» YOUR INSTRUCTIONS
List, from the lines below, each one with "number" in it.

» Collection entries

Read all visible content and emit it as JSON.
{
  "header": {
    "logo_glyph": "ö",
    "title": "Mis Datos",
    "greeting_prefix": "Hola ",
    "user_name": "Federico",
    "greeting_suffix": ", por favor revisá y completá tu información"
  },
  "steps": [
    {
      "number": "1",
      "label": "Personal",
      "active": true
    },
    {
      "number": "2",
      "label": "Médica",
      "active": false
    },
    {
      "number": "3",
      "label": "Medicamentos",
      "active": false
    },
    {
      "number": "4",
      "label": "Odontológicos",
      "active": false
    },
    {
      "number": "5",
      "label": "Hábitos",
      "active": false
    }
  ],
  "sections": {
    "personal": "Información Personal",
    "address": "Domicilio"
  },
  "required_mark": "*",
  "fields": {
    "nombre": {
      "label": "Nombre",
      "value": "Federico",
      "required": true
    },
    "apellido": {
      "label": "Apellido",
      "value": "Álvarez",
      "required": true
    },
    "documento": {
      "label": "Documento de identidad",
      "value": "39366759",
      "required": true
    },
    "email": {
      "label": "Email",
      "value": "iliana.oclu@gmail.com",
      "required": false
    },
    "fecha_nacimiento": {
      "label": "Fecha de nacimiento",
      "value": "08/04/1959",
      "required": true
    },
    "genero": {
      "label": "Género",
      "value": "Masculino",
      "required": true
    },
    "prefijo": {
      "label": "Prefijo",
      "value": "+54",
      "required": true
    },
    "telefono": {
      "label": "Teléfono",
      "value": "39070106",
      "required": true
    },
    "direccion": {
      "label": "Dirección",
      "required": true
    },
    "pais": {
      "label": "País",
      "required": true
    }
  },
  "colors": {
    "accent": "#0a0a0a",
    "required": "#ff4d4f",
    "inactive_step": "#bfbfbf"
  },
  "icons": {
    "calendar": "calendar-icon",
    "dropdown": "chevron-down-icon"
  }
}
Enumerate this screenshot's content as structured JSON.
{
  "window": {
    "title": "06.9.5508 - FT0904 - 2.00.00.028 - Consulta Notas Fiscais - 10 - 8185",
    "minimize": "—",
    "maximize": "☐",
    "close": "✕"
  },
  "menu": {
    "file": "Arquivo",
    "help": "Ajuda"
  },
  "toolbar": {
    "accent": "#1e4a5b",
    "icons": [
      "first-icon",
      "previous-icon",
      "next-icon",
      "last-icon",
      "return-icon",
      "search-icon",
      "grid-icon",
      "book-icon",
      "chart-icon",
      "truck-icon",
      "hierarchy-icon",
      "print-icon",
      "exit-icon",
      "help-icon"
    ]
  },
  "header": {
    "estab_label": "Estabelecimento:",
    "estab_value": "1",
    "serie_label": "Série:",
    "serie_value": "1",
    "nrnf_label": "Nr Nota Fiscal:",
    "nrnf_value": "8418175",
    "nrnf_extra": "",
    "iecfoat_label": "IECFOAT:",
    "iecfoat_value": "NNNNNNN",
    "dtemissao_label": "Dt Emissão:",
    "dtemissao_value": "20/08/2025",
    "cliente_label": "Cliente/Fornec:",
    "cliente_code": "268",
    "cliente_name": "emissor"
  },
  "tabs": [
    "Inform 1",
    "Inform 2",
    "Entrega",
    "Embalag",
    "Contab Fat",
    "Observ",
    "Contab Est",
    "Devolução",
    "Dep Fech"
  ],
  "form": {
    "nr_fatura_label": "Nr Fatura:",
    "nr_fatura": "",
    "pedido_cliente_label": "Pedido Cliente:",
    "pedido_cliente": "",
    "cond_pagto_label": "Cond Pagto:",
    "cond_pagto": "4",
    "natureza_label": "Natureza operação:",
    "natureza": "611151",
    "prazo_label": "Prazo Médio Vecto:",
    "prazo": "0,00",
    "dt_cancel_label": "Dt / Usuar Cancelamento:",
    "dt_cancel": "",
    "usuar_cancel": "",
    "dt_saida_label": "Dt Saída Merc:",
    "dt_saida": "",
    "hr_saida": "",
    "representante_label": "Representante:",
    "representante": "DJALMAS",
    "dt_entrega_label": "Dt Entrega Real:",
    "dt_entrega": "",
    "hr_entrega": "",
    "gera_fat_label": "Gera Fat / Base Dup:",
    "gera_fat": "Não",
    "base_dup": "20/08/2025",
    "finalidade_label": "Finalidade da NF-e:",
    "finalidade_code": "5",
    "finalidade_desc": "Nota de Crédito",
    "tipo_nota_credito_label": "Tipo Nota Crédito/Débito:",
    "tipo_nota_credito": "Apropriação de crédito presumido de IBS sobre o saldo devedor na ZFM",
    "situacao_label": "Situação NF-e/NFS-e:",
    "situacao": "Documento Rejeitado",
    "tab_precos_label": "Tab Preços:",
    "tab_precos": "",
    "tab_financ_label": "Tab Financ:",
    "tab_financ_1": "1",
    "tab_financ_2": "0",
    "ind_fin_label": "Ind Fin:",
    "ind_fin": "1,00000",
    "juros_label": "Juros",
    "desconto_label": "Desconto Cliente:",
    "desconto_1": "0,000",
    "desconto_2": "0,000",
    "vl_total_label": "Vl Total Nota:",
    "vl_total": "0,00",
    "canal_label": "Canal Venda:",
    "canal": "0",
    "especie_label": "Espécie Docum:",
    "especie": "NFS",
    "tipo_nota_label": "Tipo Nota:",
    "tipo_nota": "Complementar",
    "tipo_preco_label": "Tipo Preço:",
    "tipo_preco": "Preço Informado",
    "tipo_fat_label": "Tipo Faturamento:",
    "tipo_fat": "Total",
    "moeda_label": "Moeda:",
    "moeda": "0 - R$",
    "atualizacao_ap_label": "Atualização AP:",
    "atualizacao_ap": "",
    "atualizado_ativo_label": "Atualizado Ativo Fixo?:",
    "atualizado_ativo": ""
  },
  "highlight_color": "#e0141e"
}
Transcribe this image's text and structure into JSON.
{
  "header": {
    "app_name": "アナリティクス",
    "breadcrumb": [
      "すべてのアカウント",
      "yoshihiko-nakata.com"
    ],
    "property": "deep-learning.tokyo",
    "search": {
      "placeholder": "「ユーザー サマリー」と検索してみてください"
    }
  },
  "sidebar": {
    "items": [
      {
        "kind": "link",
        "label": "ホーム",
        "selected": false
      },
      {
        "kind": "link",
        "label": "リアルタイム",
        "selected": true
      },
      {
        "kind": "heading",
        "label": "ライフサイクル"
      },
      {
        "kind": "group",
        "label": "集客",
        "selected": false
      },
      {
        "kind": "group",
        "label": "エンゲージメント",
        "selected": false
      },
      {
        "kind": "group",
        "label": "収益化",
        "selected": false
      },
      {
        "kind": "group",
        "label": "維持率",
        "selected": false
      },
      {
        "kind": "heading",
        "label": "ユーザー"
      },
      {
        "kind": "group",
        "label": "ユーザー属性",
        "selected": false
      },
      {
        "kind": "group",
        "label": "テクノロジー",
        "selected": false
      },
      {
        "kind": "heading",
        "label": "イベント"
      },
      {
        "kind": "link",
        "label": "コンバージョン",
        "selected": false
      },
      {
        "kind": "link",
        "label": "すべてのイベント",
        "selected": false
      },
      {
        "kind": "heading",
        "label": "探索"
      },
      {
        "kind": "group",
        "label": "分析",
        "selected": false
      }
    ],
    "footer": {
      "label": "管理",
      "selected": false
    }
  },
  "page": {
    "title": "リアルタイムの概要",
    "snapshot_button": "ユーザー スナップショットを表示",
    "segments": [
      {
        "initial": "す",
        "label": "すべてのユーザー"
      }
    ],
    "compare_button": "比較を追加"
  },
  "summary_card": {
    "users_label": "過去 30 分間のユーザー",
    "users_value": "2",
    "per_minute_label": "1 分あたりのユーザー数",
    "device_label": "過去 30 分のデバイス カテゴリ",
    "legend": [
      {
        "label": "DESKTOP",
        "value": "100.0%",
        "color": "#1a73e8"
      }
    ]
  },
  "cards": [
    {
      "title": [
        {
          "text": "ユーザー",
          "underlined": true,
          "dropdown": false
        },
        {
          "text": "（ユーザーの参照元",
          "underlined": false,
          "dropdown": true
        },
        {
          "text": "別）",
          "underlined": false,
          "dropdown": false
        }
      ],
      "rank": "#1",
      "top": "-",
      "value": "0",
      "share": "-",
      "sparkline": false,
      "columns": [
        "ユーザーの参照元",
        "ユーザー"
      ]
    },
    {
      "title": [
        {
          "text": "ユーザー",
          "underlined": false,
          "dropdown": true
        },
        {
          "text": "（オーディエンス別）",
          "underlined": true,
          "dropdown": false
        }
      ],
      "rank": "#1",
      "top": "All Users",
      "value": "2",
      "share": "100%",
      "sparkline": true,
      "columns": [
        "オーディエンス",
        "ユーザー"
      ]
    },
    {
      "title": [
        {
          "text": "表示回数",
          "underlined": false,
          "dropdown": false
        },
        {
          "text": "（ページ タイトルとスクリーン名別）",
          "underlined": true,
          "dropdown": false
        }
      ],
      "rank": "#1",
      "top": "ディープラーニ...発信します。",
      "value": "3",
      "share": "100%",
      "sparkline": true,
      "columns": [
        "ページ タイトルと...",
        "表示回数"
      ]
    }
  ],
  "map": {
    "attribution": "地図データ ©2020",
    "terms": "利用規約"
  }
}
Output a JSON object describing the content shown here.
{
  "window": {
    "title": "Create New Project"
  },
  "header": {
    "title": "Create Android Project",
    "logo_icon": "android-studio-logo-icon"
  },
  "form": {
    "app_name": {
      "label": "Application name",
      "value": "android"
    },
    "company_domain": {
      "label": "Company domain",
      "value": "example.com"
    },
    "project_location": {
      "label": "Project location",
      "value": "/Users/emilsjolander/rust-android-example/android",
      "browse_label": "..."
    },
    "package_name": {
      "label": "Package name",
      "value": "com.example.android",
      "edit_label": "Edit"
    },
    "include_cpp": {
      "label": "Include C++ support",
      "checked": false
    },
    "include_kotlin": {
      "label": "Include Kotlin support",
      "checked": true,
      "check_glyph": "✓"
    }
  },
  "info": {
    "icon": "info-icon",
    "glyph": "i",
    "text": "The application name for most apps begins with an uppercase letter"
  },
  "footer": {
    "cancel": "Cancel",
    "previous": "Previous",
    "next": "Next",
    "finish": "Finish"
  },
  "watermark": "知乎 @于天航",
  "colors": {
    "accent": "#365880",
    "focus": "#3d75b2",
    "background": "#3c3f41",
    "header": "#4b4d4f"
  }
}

» SOLUTION BELOW
      "number": "1",
      "number": "2",
      "number": "3",
      "number": "4",
      "number": "5",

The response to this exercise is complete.